▶ **RECORDED DATA**
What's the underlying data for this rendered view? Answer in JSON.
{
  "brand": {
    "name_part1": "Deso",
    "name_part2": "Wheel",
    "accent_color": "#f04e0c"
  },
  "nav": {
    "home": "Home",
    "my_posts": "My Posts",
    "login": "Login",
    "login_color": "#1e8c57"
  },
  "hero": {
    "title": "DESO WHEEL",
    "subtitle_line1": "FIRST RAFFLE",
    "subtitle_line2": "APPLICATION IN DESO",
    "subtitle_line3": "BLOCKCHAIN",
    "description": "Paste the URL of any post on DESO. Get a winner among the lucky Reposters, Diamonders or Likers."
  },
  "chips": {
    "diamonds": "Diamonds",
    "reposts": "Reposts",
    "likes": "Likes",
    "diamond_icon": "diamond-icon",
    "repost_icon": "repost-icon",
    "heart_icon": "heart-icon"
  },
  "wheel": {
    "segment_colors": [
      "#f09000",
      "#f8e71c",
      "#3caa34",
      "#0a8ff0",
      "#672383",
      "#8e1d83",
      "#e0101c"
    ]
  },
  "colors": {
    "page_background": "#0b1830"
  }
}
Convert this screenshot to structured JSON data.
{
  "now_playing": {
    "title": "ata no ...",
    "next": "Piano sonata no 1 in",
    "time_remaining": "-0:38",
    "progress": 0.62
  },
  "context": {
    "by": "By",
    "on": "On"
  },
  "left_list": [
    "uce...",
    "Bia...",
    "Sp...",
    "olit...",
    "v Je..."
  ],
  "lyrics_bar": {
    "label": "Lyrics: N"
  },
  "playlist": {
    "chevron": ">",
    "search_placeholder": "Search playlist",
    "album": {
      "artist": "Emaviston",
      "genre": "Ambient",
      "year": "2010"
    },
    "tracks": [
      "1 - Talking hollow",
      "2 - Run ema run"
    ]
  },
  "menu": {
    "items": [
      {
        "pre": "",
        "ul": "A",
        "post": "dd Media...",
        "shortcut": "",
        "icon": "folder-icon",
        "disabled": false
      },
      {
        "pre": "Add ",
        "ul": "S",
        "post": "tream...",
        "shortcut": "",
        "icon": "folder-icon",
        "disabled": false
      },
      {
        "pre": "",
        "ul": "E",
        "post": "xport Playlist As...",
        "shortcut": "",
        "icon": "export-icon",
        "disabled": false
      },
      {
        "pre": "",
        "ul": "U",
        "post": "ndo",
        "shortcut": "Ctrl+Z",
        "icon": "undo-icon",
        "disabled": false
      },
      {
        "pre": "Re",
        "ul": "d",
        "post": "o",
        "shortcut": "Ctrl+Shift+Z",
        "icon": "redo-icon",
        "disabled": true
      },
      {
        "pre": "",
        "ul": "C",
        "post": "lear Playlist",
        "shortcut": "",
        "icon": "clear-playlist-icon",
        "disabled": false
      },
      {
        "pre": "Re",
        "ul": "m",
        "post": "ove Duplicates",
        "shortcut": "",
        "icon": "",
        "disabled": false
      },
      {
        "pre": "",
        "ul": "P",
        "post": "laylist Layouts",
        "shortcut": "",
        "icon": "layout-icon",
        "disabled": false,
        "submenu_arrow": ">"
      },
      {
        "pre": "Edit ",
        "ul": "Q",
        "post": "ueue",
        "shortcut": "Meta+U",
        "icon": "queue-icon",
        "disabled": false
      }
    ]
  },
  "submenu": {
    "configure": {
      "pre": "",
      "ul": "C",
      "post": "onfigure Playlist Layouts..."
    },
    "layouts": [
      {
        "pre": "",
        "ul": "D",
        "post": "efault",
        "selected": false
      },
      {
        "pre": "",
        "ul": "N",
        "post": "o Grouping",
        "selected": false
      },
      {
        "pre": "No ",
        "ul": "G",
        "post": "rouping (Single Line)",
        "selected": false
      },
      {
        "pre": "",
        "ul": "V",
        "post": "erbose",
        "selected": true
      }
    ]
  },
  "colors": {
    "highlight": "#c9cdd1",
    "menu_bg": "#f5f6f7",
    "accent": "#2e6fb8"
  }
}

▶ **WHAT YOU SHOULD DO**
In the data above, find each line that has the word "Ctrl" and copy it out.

▶ **SOLUTION**
        "shortcut": "Ctrl+Z",
        "shortcut": "Ctrl+Shift+Z",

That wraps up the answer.